- B.J. Sokol and Mary Sokol, Shakespeare, law and marriage (Cambridge University Press, 2003), pp. 1-41 and 93-116.
- Laura Brown, “The Divided Plot: Tragicomic Form in the Restoration”, ELH, Vol. 47, No. 1 (Spring 1980), pp. 67-79 (available on Jstor – see MOODLE for instructions).
- Loretta Innocenti, “Introduzione”, in L’invenzione del vero. Forme dell’autenticazione nel romanzo inglese del ’700, a c. di Loretta Innocenti, Pacini, 2000, pp. 5-19.
As regards the literary and cultural context spanning from the Renaissance to the Enlightenment, students will refer to:
- Andrew Sanders, The Short Oxford History of English Literature (Oxford University Press, 2003, third edition), chapters 3 (“Renaissance and Reformation: Literature 1510-1620”), 4 (“Revolution and Restoration: Literature 1620-1690) and 5 (“Eighteenth-Century Literature 1690-1780”).
Other teaching materials (slides, images, videos, etc.) that will be used in class will be available for download from the MOODLE e-repository. These contents do not substitute but complement the mandatory readings listed in the Bibliography section above.
|David Blewett||“Changing Attitudes toward Marriage in the Time of Defoe: The Case of Moll Flanders”, Huntington Library Quarterly, Vol. 44, No. 2, pp. 77-88||1981||Secondary text.|
|Loretta Innocenti||“Introduzione”, in L’invenzione del vero. Forme dell’autenticazione nel romanzo inglese del ’700, a c. di Loretta Innocenti||Pacini||2000||Secondary text, pp. 5-19.|
|John Dryden||Marriage-A-la-mode in The Works of John Dryden (vol. 11)||UCLA Press||1978||Primary text, pp. 219-316.|
|Robert H. Hopkins||“Matrimony in The Vicar of Wakefield and the Marriage Act of 1753”, Studies in Philology, Vol. 74, No. 3, pp. 322-339||1977||Secondary text.|
|Daniel Defoe||Moll Flanders, ed. by David Blewett||Penguin||2003|
|Lynette Hunter and Paul Lichtenfels||Negotiating Shakespeare’s Language in Romeo and Juliet||Ashgate||2009||Secondary text, pp. 85-131.|
|William Shakespeare||Romeo and Juliet, ed. by Jill Levenson||OUP||2000||Primary text|
|Catherine Belsey||Romeo and Juliet.
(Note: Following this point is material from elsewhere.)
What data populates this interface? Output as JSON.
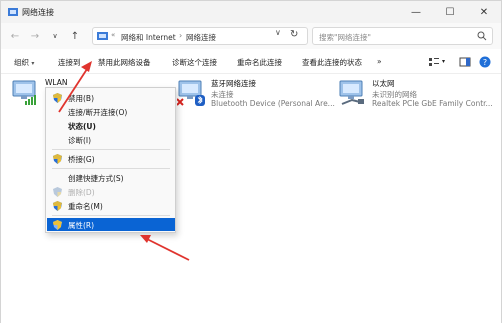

Language & Writing||Bloomsbury||2014||Secondary text, pp. 1-86.|
|B.J. Sokol and Mary Sokol||Shakespeare, law and marriage||CUP||2003||Secondary text, pp. 1-41 and 93-116.|
|Laura Brown||“The Divided Plot: Tragicomic Form in the Restoration”, ELH, Vol. 47, No. 1, pp. 67-79||1980||Secondary text|
|Ian Watt||The Rise of the Novel: Studies in Defoe, Richardson and Fielding||Penguin||1972||Secondary text, pp. 9-65 and 104-151.|
|Andrew Sanders||The Short Oxford History of English Literature||OUP||2004||Primary text, ch. 3, 4, 5.|
|Oliver Goldsmith||The Vicar of Wakefield, ed. by Arthur Friedman||OUP||2006||Primary text|
|Jason Denman||“‘Too hasty to stay’: Erotic and Political Timing in Marriage à la Mode”, Restoration: Studies in English Literary Culture, 1660-1700, Vol. 32, No. 2, pp. 1-23||2008||Secondary text.|
Typology: oral exam. There will be no mid-term tests.
The exam will consist in an oral discussion (in English) that will test the knowledge of the module’s topics (texts, authors, and genres) and the literary and cultural context (c. Handbook; main authors and movements from the Renaissance to the Enlightenment). Assessment will consider:
1) the knowledge and comprehension of primary texts,
2) the development of good analytical and synthetic skill levels with regard to the main historical, cultural, textual, and critical topics of the module,
3) the use of an appropriate vocabulary. Students may be required to read and comment on passages taken from primary texts (see a. above).